Lewandowski topped the Bundesliga in scoring in three of the last five seasons and while he had 16 of Poland’s 28 goals in qualifying, he managed only one goal at the 2012 European Championship and one at Euro 2016.
Senegal took the lead when Niang went around Lukasz Piszczek on the flank following a restart and centred to Mane. The Senegal midfielder passed to Gueye, whose right-footed shot from the arc headed toward Szczesny’s far post. Cionek, near the penalty spot, lifted his right leg and deflected the ball past Szczesny’s other side for the fourth own-goal of the tournament.
Poland shifted to a three-man backline at the start of the second half, and Senegal’s Salif Sane got a yellow in the 49th for tripping Lewandowski from behind as this forward was running onto a through pass. As Poland pushed for an equalizer, Khadim Ndiaye dived to his left to parry Lewandowski’s free kick, and Piszczek put an open shot into the side net in the 56th.
Then came an unusual goal. Niang had been off the field for treatment after Jan Bednarek stomped on a foot. Referee Nawaf Shukralla of Bahrain, a veteran of two World Cup matches in 2014, waved Niang to come back on the field just as Krychowiak lofted a backpass from the centre circle to Szczesny. Niang let it bounce twice, knocked the ball past the goalkeeper then sprinted to catch up as the ball bounced three more times, and he tapped it into the open net from about 8 yards.
Krychowiak scored from a free kick by Kamil Grosicki from about 35 yards, but Ndiaye made the lead hold up when grabbed a corner kick in stoppage time.
Few would have predicted the results in the group, which put both favourites at the bottom. Poland is ranked eighth, and six of the top eight teams in the FIFA rankings have failed to win their openers — Belgium and France are the exceptions.
The match was played at red-and-white Otkritie Arena, the 4-year-old home of Spartak Moscow, where Alexander Rukavishnikov’s 80-foot (25-meter) bronze statue of Spartacus rises high. The Russian club is named after the Thracian gladiator who led a slave rebellion against the Romans.

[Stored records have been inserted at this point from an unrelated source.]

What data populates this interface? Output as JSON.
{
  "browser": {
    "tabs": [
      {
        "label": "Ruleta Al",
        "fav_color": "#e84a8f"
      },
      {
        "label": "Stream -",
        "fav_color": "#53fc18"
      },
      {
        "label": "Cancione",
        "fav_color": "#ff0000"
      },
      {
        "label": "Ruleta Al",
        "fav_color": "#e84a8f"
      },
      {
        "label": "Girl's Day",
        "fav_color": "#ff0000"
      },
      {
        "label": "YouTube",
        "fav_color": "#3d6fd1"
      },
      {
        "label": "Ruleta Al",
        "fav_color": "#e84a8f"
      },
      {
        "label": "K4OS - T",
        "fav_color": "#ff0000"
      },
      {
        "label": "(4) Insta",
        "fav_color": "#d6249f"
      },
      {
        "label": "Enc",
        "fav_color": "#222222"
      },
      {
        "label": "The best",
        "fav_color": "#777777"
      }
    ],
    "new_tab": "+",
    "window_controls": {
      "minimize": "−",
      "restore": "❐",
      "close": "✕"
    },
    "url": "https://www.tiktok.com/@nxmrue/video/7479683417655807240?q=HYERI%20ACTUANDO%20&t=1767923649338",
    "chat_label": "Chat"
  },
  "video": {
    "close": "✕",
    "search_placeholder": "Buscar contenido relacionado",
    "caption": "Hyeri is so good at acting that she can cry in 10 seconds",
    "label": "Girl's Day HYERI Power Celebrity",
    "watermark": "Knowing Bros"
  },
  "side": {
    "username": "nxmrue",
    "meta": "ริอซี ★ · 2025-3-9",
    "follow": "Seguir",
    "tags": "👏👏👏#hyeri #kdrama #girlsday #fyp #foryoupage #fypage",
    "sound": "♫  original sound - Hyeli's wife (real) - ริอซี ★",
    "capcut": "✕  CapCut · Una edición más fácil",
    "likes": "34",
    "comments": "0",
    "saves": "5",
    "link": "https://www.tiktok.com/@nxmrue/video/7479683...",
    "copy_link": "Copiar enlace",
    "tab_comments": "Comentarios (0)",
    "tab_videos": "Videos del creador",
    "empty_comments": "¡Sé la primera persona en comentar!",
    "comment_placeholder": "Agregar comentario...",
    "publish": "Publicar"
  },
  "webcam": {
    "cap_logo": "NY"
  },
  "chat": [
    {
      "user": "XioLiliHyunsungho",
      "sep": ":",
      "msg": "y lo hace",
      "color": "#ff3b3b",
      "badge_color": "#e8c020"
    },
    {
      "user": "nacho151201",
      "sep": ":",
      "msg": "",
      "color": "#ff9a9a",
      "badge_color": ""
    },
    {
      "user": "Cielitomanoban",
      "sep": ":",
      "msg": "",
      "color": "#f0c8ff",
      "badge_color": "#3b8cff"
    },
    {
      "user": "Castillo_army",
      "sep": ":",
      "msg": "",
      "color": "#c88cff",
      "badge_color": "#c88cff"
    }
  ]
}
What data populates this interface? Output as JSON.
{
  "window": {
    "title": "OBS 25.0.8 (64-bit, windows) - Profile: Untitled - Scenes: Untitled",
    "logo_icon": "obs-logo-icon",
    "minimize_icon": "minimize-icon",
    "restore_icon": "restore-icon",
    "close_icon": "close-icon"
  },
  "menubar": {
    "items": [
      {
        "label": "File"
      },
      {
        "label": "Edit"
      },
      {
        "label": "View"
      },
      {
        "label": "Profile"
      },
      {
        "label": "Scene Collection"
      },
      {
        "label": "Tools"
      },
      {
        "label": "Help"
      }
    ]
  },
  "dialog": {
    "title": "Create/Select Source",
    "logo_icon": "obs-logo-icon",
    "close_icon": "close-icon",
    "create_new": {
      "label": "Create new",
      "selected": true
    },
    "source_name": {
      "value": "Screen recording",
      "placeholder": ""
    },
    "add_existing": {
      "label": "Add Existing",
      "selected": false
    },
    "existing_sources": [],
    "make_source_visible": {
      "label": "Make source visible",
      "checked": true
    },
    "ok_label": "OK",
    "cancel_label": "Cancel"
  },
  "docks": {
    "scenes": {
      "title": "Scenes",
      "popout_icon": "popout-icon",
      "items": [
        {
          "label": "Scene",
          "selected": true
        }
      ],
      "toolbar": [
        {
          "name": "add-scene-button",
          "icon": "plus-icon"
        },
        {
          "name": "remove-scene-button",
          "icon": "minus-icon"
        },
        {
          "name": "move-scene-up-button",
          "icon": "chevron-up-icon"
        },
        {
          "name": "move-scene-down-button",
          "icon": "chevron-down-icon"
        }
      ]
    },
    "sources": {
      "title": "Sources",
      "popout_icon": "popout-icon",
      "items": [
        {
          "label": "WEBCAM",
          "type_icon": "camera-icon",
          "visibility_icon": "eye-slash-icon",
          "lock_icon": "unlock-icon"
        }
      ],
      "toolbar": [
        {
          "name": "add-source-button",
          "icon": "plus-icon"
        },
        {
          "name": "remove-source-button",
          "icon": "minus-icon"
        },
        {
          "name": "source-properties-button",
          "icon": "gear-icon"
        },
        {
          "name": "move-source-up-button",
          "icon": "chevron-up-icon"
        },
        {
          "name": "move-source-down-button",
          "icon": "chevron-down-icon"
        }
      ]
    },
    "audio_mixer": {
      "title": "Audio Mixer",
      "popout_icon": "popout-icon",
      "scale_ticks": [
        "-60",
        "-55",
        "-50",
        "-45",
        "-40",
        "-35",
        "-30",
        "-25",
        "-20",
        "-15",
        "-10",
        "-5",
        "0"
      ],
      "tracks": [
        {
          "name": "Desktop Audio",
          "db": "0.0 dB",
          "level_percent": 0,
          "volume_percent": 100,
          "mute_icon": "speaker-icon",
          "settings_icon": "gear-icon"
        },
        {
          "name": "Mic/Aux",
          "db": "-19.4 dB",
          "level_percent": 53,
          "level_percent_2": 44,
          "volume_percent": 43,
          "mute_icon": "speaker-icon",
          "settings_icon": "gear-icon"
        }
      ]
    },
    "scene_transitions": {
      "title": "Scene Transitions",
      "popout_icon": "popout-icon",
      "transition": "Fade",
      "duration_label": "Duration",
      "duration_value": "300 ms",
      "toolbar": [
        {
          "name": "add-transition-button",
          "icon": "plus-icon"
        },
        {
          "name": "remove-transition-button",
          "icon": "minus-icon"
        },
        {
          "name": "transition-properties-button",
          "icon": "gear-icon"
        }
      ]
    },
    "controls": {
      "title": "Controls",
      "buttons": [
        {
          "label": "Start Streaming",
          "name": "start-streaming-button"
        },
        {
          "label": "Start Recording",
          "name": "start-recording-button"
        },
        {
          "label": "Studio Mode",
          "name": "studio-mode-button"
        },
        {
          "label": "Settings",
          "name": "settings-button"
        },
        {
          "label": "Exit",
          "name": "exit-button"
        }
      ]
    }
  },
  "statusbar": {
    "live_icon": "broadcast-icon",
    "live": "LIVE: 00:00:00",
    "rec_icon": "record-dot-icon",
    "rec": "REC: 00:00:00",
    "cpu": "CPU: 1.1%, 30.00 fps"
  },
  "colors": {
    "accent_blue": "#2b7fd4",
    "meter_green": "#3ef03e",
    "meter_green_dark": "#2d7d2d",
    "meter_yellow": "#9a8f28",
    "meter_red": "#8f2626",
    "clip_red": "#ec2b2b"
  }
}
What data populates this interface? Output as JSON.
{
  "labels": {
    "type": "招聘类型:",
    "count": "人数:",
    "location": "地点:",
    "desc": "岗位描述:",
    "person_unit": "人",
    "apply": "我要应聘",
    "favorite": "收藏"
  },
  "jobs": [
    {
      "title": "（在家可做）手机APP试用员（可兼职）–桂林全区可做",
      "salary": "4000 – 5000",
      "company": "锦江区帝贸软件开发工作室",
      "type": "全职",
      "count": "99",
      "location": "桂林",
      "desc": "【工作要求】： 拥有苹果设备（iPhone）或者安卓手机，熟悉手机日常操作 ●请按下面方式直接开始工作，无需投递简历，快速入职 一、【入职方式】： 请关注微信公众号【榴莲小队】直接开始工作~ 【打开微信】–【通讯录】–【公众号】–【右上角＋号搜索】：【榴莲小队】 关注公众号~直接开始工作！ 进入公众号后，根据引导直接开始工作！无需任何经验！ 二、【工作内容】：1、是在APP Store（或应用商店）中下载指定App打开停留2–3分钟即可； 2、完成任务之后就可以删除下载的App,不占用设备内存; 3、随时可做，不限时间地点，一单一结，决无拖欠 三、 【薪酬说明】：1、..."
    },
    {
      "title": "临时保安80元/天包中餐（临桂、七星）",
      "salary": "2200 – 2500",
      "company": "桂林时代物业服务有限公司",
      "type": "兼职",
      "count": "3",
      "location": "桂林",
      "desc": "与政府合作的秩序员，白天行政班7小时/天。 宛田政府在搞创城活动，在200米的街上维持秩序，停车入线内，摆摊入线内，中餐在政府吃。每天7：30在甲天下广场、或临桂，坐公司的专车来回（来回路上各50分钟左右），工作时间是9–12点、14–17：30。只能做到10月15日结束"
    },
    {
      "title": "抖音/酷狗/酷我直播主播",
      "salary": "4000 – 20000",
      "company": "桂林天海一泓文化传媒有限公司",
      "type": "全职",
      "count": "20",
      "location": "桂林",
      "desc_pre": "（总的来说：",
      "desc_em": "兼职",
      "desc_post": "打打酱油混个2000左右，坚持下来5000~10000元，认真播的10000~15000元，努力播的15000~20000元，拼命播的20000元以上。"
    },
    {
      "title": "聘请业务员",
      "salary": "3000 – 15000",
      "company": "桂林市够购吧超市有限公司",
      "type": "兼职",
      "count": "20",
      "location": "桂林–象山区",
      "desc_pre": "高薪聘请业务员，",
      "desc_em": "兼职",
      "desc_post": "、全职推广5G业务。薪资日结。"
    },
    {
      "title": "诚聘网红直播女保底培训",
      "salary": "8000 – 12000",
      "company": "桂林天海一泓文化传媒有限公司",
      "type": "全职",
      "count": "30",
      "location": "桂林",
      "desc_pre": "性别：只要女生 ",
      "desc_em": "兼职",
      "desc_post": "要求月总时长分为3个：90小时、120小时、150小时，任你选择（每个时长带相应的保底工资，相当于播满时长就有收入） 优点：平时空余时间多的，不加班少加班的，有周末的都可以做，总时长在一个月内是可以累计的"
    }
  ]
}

Poland: Midfielder Jakub Blaszczykowski started limping midway through the first half and his right calf was treated just before the restart that led to the goal. He was replaced by Bednarek at the start of the second half.